Fairport Convention has long been one of those bands with output so prolific and legacy so influential, its often hard to know where to begin listening. I came to appreciate them in a backwards sort of manner, first becoming a fan of original guitarist Richard Thompson and discovering his work with the group along the way. When I found out that their first hit — Time Will Show The Wiser — was written by one of my favorite pop songwriters, Emitt Rhodes, I was sold and started collecting their albums. Some of them are bonafide classics which have been reissued on and off over the years. A new reissue of their groundbreaking 1970 album Liege & Lief is out now from Universal Music Group as well as a fine seven CD boxed set (our focus for this review).
Housed in an appropriately woody-looking compact cardboard box, the set — called Come All Ye — The First Ten Years, available now on Amazon for a very fair $60 — includes a hardbound and detailed book with much history and detail on the band and the set’s contents. The seven CDs are individually wrapped in single-disc cardboard sleeves, each bearing lovely woodcut inlay styled artwork. And you even get a nifty poster for your… um… groovy teenage folk-rock-encrusted bedroom wall. Ok, so the poster is perhaps not the biggest appeal of this set but, hey, some of you might want to put it up in your office. Its quite attractive actually.
But the music within most certainly is the main appeal here. For the serious fan and newbie alike, Come All Ye — The First Ten Years contains treasured rarities all housed in one place, culled from a variety of sources. You get a complete previously 1973 concert recording as well as a 1974 performance at LA’s Troubadour (with one new previously unreleased track). There are a plethora of demos, outtakes, radio recordings from the BBC and even some tracks pulled from television appearances Its really a lovely collection.
The most valuable side effect of listening to this set is that it has prompted me to more fully reconsider and appreciate the post-Richard Thompson era. As I found myself listening to the 7th disc — that 1974 Troubador show — I initially didn’t realize that Thompson wasn’t on the recording. Curiously enough, with Sandy Denny back on vocals for this set, I didn’t bother to look initially and just found myself enjoying the show and the guitar playing in particular quite immensely. I didn’t realize I’d become such as snob about Richard Thompson’s tenure with the band! No disrespect to Mr. Thompson — who is one of my guitar heroes, for sure — but it is nice to realize that when they want to, post-Thompson Fairport can rock just fine even without him in tow. Recorded a week after the Sydney Opera House shows that made up the Moveable Feast album, this performance is reportedly a more assured performance — I have not yet compared them for myself, full disclosure. Whatever the case, Sandy and the band are in fine form — this version of her classic “Who Knows Where The Time Goes” is wonderful. This set includes a previously unreleased performance from the show, a Richard Thompson tune called “Down Where The Drunkards Roll.” The previously unreleased 1973 set (Fairfield Halls, December 16, 1973) is a high quality stereo soundboard grade recording that sounds real solid too –again the Richard Thompson comparison comes to mind on tracks like “Mathew, Mark, Luke & John” with its blistering guitar soloing and rock solid arrangements.

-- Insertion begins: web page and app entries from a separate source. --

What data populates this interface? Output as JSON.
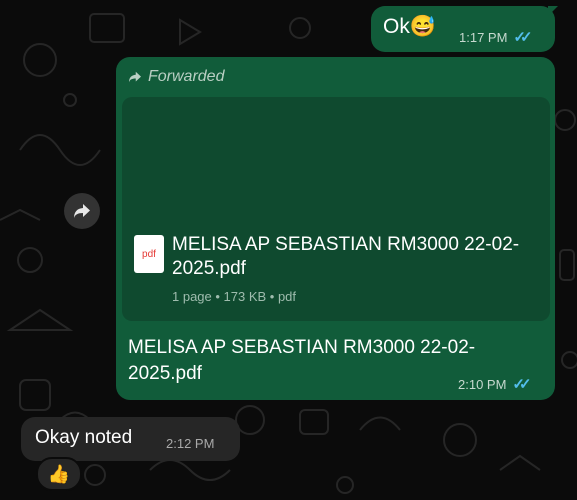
{
  "colors": {
    "outgoing_bubble": "#115c3a",
    "incoming_bubble": "#262626",
    "read_ticks": "#53bdeb",
    "background": "#0b0b0b"
  },
  "messages": [
    {
      "direction": "out",
      "text": "Ok😅",
      "time": "1:17 PM",
      "status": "read",
      "status_icon": "double-check-icon"
    },
    {
      "direction": "out",
      "forwarded_label": "Forwarded",
      "document": {
        "icon_label": "pdf",
        "title": "MELISA AP SEBASTIAN RM3000 22-02-2025.pdf",
        "info": "1 page • 173 KB • pdf"
      },
      "caption": "MELISA AP SEBASTIAN RM3000 22-02-2025.pdf",
      "time": "2:10 PM",
      "status": "read",
      "status_icon": "double-check-icon"
    },
    {
      "direction": "in",
      "text": "Okay noted",
      "time": "2:12 PM",
      "reaction": "👍"
    }
  ]
}
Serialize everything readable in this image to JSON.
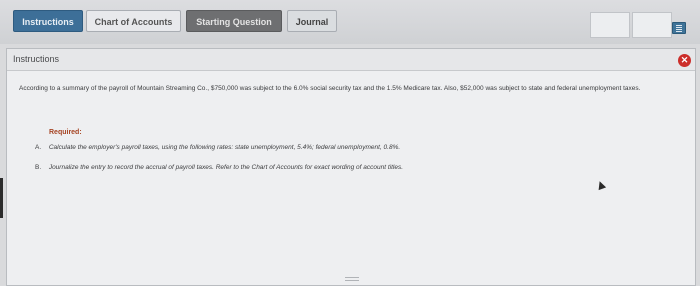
{
  "tabs": {
    "instructions": "Instructions",
    "chart_of_accounts": "Chart of Accounts",
    "starting_question": "Starting Question",
    "journal": "Journal"
  },
  "panel": {
    "title": "Instructions",
    "close_symbol": "✕",
    "body_text": "According to a summary of the payroll of Mountain Streaming Co., $750,000 was subject to the 6.0% social security tax and the 1.5% Medicare tax. Also, $52,000 was subject to state and federal unemployment taxes.",
    "required_label": "Required:",
    "items": [
      {
        "letter": "A.",
        "text": "Calculate the employer's payroll taxes, using the following rates: state unemployment, 5.4%; federal unemployment, 0.8%."
      },
      {
        "letter": "B.",
        "text": "Journalize the entry to record the accrual of payroll taxes. Refer to the Chart of Accounts for exact wording of account titles."
      }
    ]
  },
  "icons": {
    "menu": "hamburger-menu-icon",
    "close": "close-icon",
    "cursor": "mouse-cursor-icon"
  },
  "colors": {
    "active_tab": "#3d6f98",
    "starting_question_tab": "#6e6f71",
    "close_button": "#cc2e2a",
    "required_label": "#a64424"
  }
}
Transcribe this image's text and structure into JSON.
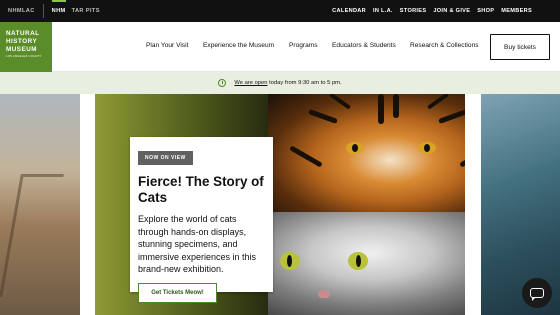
{
  "topbar": {
    "sites": [
      "NHMLAC",
      "NHM",
      "TAR PITS"
    ],
    "active_site": "NHM",
    "utility_links": [
      "CALENDAR",
      "IN L.A.",
      "STORIES",
      "JOIN & GIVE",
      "SHOP",
      "MEMBERS"
    ]
  },
  "logo": {
    "lines": [
      "NATURAL",
      "HISTORY",
      "MUSEUM"
    ],
    "sub": "LOS ANGELES COUNTY"
  },
  "nav": {
    "items": [
      "Plan Your Visit",
      "Experience the Museum",
      "Programs",
      "Educators & Students",
      "Research & Collections"
    ],
    "tickets_label": "Buy tickets"
  },
  "hours": {
    "prefix": "We are open",
    "time": "today from 9:30 am to 5 pm."
  },
  "feature": {
    "tag": "NOW ON VIEW",
    "title": "Fierce! The Story of Cats",
    "description": "Explore the world of cats through hands-on displays, stunning specimens, and immersive experiences in this brand-new exhibition.",
    "cta_label": "Get Tickets Meow!"
  },
  "colors": {
    "brand_green": "#5b8c2a",
    "topbar_bg": "#111111",
    "hours_bg": "#e9efe0",
    "accent_line": "#8cc63f"
  },
  "icons": {
    "hours": "clock-icon",
    "chat": "chat-icon"
  }
}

Some call Fairport Convention Britain’s answer to The Band and there may be some truth to that conceptually as both blend rural folk sounds with good old rock ‘n roll. But really, they were a very different thing. Intrinsically, British folk sounds hailing back to ye olde days of madrigals and all that sort of thing are simply not rooted in the same place as the sort of Appalachian / proto-Americana flavors Robbie Robertson and company were pursuing.

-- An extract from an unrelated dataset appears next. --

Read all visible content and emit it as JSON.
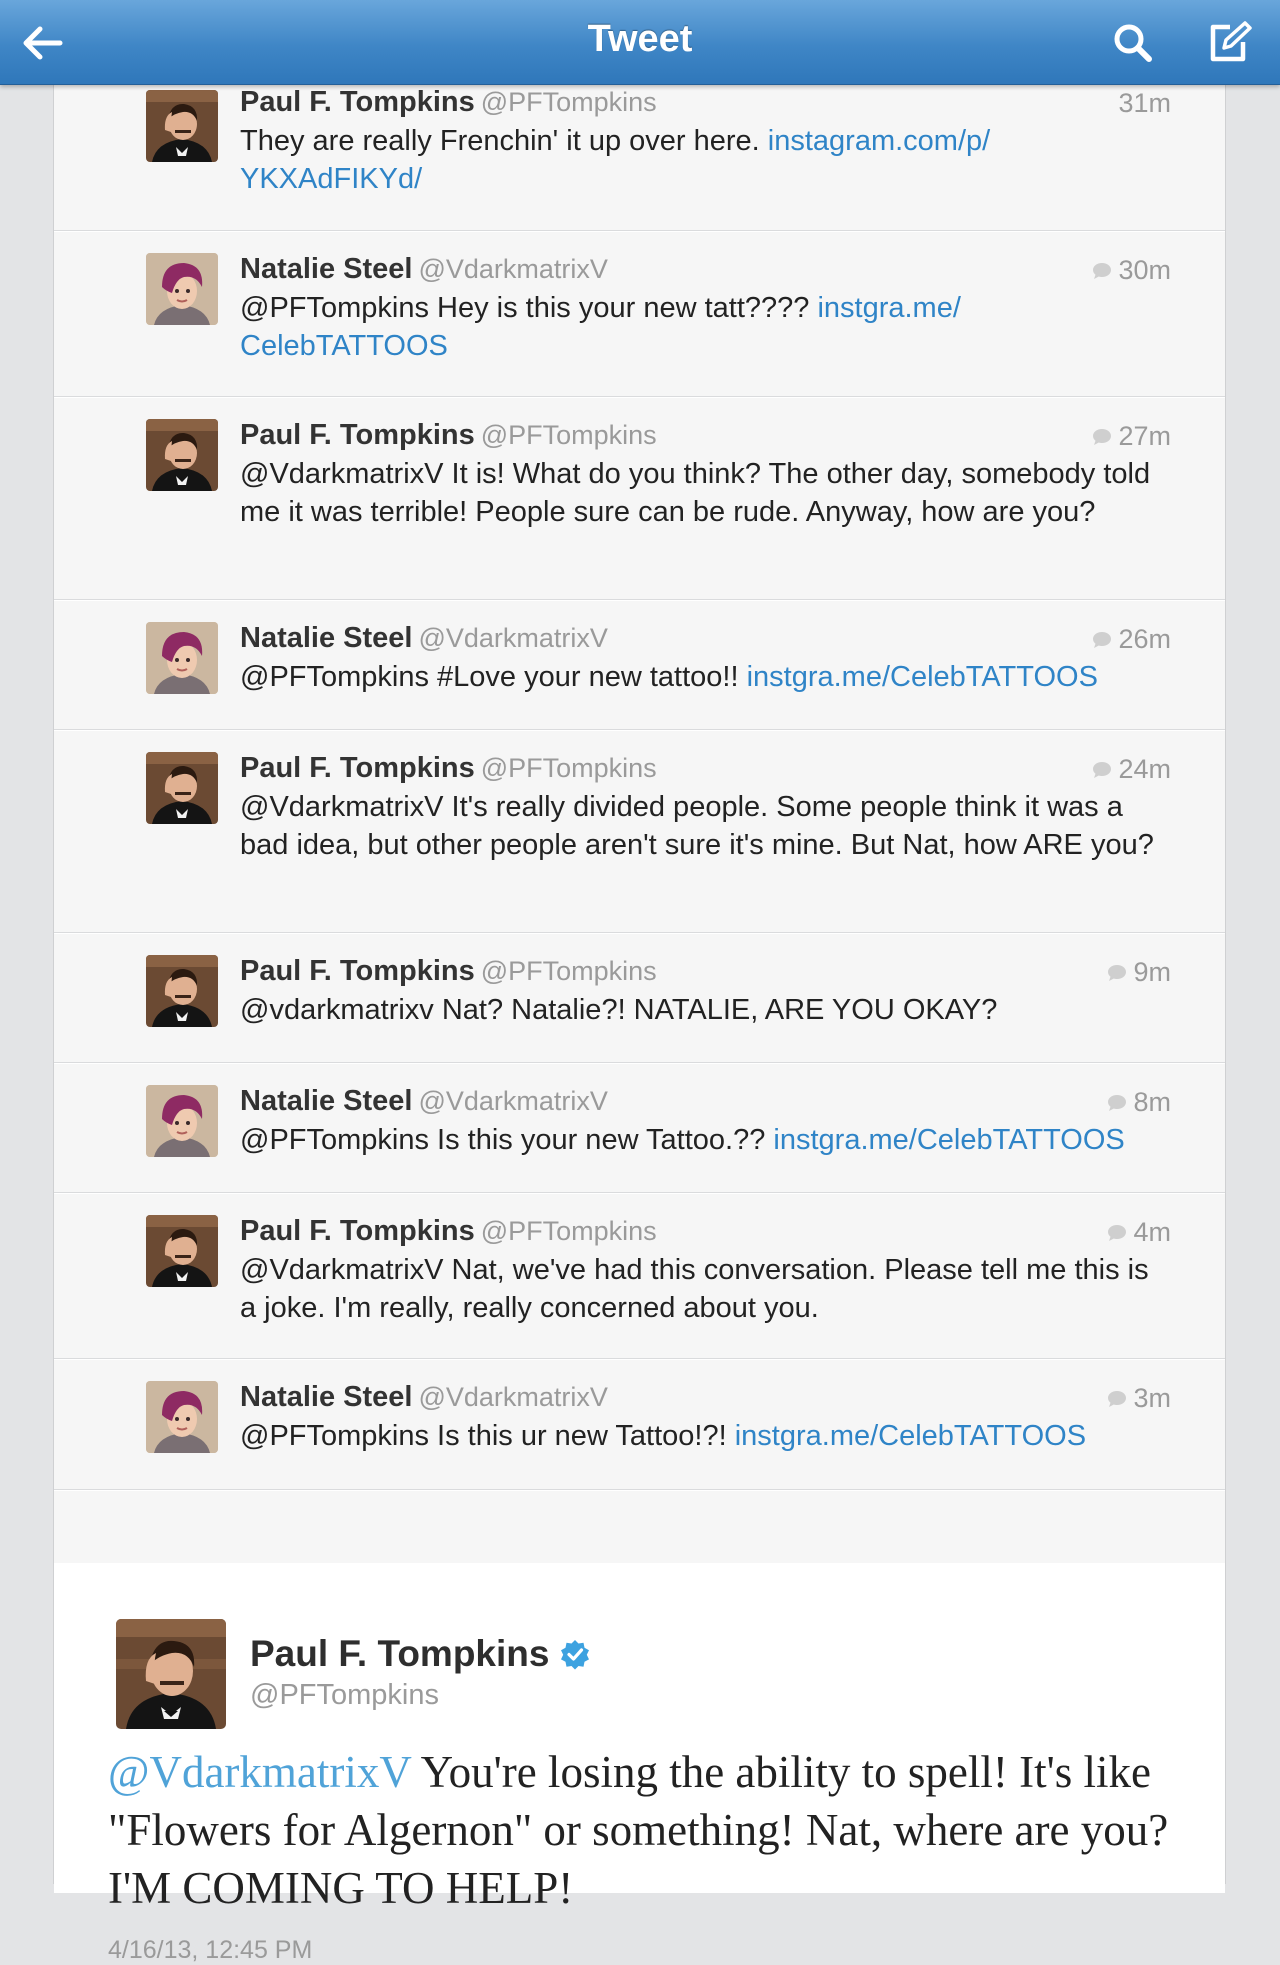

To that, the producers of Come All Ye — The First Ten Years have struck a fine balance to present a quite complete showcase of all the facets that make up the Fairport Convention universe. So, here you will also find tracks from a Sandy Denny box set, songs that showed up on Richard Thompson compilations as well as numerous radio shows such as John Peel’s Top Gear — the latter sounding remarkably good for their age. Its really nice hearing a track like Roger McGuinn & Bob Dylan’s “The Ballad of Easy Rider” — featuring vocals by Sandy Denny and recorded at the time of Liege & Lief but not formally released until the 1976 Richard Thompson solo album Guitar, Vocal — in context with music from the period. It makes much more sense here. The fine previously unreleased version of “The Deserter” (from Leige & Leif) is wonderful.
Overall the sound on this set is excellent, with nice rich acoustic guitar tones and a nice warmth surrounding the vocals — there was probably no need for loudness wars styled mastering here, so there is a fair amount of dynamic range audible.

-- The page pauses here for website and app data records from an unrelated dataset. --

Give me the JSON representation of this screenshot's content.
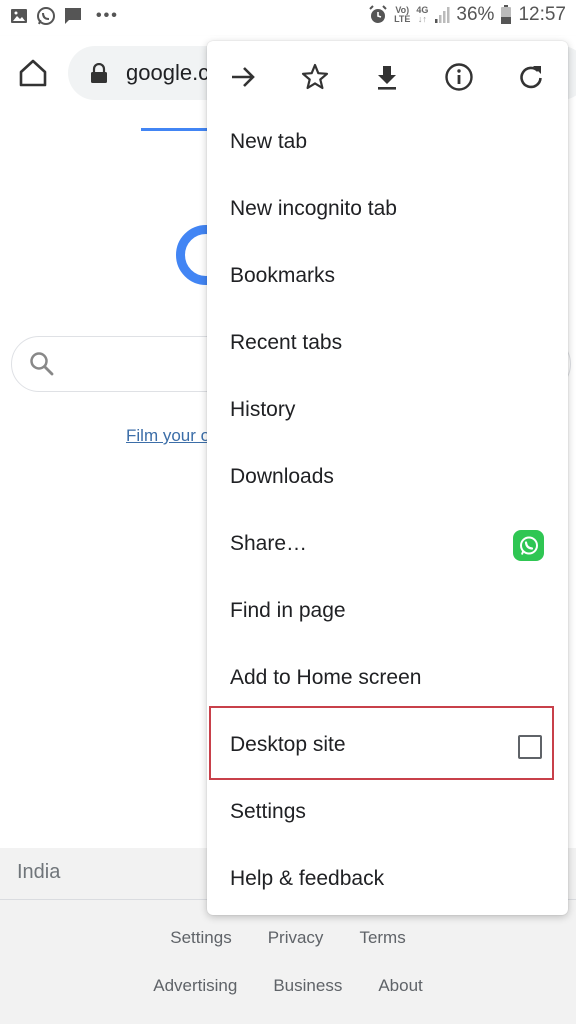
{
  "status_bar": {
    "notifications": [
      "gallery-icon",
      "whatsapp-icon",
      "message-icon"
    ],
    "more": "•••",
    "volte_top": "Vo)",
    "volte_bottom": "LTE",
    "network": "4G",
    "network_sub": "↓↑",
    "battery": "36%",
    "time": "12:57"
  },
  "toolbar": {
    "url": "google.com"
  },
  "page": {
    "promo_link": "Film your own stories",
    "footer": {
      "country": "India",
      "links_row1": [
        "Settings",
        "Privacy",
        "Terms"
      ],
      "links_row2": [
        "Advertising",
        "Business",
        "About"
      ]
    }
  },
  "menu": {
    "icon_row": [
      "forward-icon",
      "bookmark-star-icon",
      "download-icon",
      "info-icon",
      "refresh-icon"
    ],
    "items": [
      {
        "label": "New tab"
      },
      {
        "label": "New incognito tab"
      },
      {
        "label": "Bookmarks"
      },
      {
        "label": "Recent tabs"
      },
      {
        "label": "History"
      },
      {
        "label": "Downloads"
      },
      {
        "label": "Share…",
        "trailing": "whatsapp-icon"
      },
      {
        "label": "Find in page"
      },
      {
        "label": "Add to Home screen"
      },
      {
        "label": "Desktop site",
        "checked": false,
        "highlighted": true
      },
      {
        "label": "Settings"
      },
      {
        "label": "Help & feedback"
      }
    ],
    "highlight_color": "#c8404a"
  }
}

And so go things on this fine fine Fairport boxed set outing. If you know you like Sandy Denny and Richard Thompson, Come All Ye — The First Ten Years is a great place to start a new Fairport Convention journey. If you know you like Fairport Convention, Come All Ye — The First Ten Years is a great way to expand your collection of rarities in a thoughtful manner.
And isn’t that the purpose of well curated collection like this? I think so.
(Fairport Convention band photos courtesy Island Records)